Brad Reifler, founder and CEO of Forefront Capital, has embarked on a new frontier by focusing on non-accredited investors.
To give perspective, an accredited investor is an investor that consistently makes 200,000 dollars a year or has a net worth of at least a million dollars.
About his company’s change in approach, Reifler had this to say:
“I’m now shifting everything to the non-accredited investor.” He says this will include 99 percent of the population that is classified as being non-accredited.
After much research, Reifler created Forefront Income Trust to give legitimate investment opportunities to the middle class investors that would like to start with smaller investment amounts. The lowest rate of investment allowed is 2,500 dollars.
It seems as though in recent times investment chances are given to the one percent wealthy, as the gap between the very well off and the middle class widens.
Reifler says his nuance programs will give clients liquidity. A preferred 8 percent return will be given to investors. Forefront will not make any money until the 8 percent is earned by clients.
Reifler’s past experiences have had an impact on his recent decisions. He invested in 529 college savings plan. But by the time his daughters were ready to attend college the fund was down by 40 percent and he lost money on the investment.
In 2005, student debt was at 400 million dollars. Now it’s over a trillion dollars. And 44% of people have less than six thousand dollars in savings.
Keifler also had another experience with his father-in-law. At 80, he gave Reifler his lifetime investment capital to invest. But there were limited opportunities because his father-in-law was not an accredited investor.

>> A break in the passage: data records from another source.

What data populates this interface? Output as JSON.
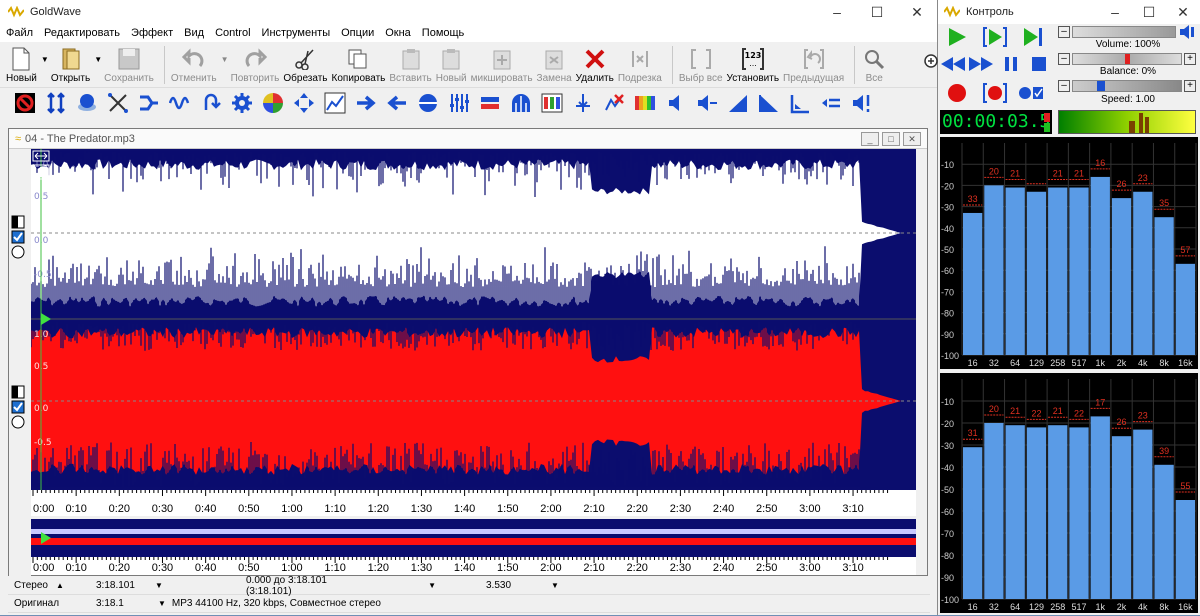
{
  "main_window": {
    "title": "GoldWave",
    "window_controls": [
      "–",
      "☐",
      "✕"
    ]
  },
  "menu": [
    "Файл",
    "Редактировать",
    "Эффект",
    "Вид",
    "Control",
    "Инструменты",
    "Опции",
    "Окна",
    "Помощь"
  ],
  "toolbar": [
    {
      "label": "Новый",
      "icon": "new-file-icon",
      "enabled": true
    },
    {
      "label": "Открыть",
      "icon": "open-folder-icon",
      "enabled": true
    },
    {
      "label": "Сохранить",
      "icon": "save-disk-icon",
      "enabled": false
    },
    {
      "label": "Отменить",
      "icon": "undo-icon",
      "enabled": false
    },
    {
      "label": "Повторить",
      "icon": "redo-icon",
      "enabled": false
    },
    {
      "label": "Обрезать",
      "icon": "scissors-icon",
      "enabled": true
    },
    {
      "label": "Копировать",
      "icon": "copy-icon",
      "enabled": true
    },
    {
      "label": "Вставить",
      "icon": "paste-icon",
      "enabled": false
    },
    {
      "label": "Новый",
      "icon": "paste-new-icon",
      "enabled": false
    },
    {
      "label": "микшировать",
      "icon": "mix-icon",
      "enabled": false
    },
    {
      "label": "Замена",
      "icon": "replace-icon",
      "enabled": false
    },
    {
      "label": "Удалить",
      "icon": "delete-x-icon",
      "enabled": true
    },
    {
      "label": "Подрезка",
      "icon": "trim-icon",
      "enabled": false
    },
    {
      "label": "Выбр все",
      "icon": "select-all-icon",
      "enabled": false
    },
    {
      "label": "Установить",
      "icon": "set-marker-icon",
      "enabled": true
    },
    {
      "label": "Предыдущая",
      "icon": "previous-icon",
      "enabled": false
    },
    {
      "label": "Все",
      "icon": "zoom-all-icon",
      "enabled": false
    }
  ],
  "document": {
    "title": "04 - The Predator.mp3",
    "doc_controls": [
      "_",
      "□",
      "✕"
    ],
    "top_channel_ticks": [
      "1.0",
      "0.5",
      "0.0",
      "-0.5"
    ],
    "bottom_channel_ticks": [
      "1.0",
      "0.5",
      "0.0",
      "-0.5"
    ],
    "time_ticks": [
      "0:00",
      "0:10",
      "0:20",
      "0:30",
      "0:40",
      "0:50",
      "1:00",
      "1:10",
      "1:20",
      "1:30",
      "1:40",
      "1:50",
      "2:00",
      "2:10",
      "2:20",
      "2:30",
      "2:40",
      "2:50",
      "3:00",
      "3:10"
    ]
  },
  "status": {
    "row1": {
      "mode": "Стерео",
      "length": "3:18.101",
      "selection": "0.000 до 3:18.101 (3:18.101)",
      "position": "3.530"
    },
    "row2": {
      "label": "Оригинал",
      "length": "3:18.1",
      "format": "MP3 44100 Hz, 320 kbps, Совместное стерео"
    }
  },
  "control_window": {
    "title": "Контроль",
    "volume_label": "Volume: 100%",
    "balance_label": "Balance: 0%",
    "speed_label": "Speed: 1.00",
    "time": "00:00:03.5",
    "volume_fraction": 1.0,
    "balance_fraction": 0.5,
    "speed_fraction": 0.33
  },
  "chart_data": [
    {
      "type": "bar",
      "title": "",
      "categories": [
        "16",
        "32",
        "64",
        "129",
        "258",
        "517",
        "1k",
        "2k",
        "4k",
        "8k",
        "16k"
      ],
      "values": [
        -33,
        -20,
        -21,
        -23,
        -21,
        -21,
        -16,
        -26,
        -23,
        -35,
        -57
      ],
      "bar_labels": [
        "33",
        "20",
        "21",
        "",
        "21",
        "21",
        "16",
        "26",
        "23",
        "35",
        "57"
      ],
      "y_ticks": [
        "-10",
        "-20",
        "-30",
        "-40",
        "-50",
        "-60",
        "-70",
        "-80",
        "-90",
        "-100"
      ],
      "ylim": [
        -100,
        0
      ]
    },
    {
      "type": "bar",
      "title": "",
      "categories": [
        "16",
        "32",
        "64",
        "129",
        "258",
        "517",
        "1k",
        "2k",
        "4k",
        "8k",
        "16k"
      ],
      "values": [
        -31,
        -20,
        -21,
        -22,
        -21,
        -22,
        -17,
        -26,
        -23,
        -39,
        -55
      ],
      "bar_labels": [
        "31",
        "20",
        "21",
        "22",
        "21",
        "22",
        "17",
        "26",
        "23",
        "39",
        "55"
      ],
      "y_ticks": [
        "-10",
        "-20",
        "-30",
        "-40",
        "-50",
        "-60",
        "-70",
        "-80",
        "-90",
        "-100"
      ],
      "ylim": [
        -100,
        0
      ]
    }
  ],
  "colors": {
    "wave_bg": "#0b0d6e",
    "top_channel": "#ffffff",
    "bottom_channel": "#ff1010",
    "spectrum_bar": "#5a9be6",
    "spectrum_peak": "#e03020",
    "time_display": "#00e040"
  }
}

Finally, Reifler wants his company to be known as a safe place for the average investor. He said: “I’d like to bring this entire investment complexity to everybody so that they can save for their futures.”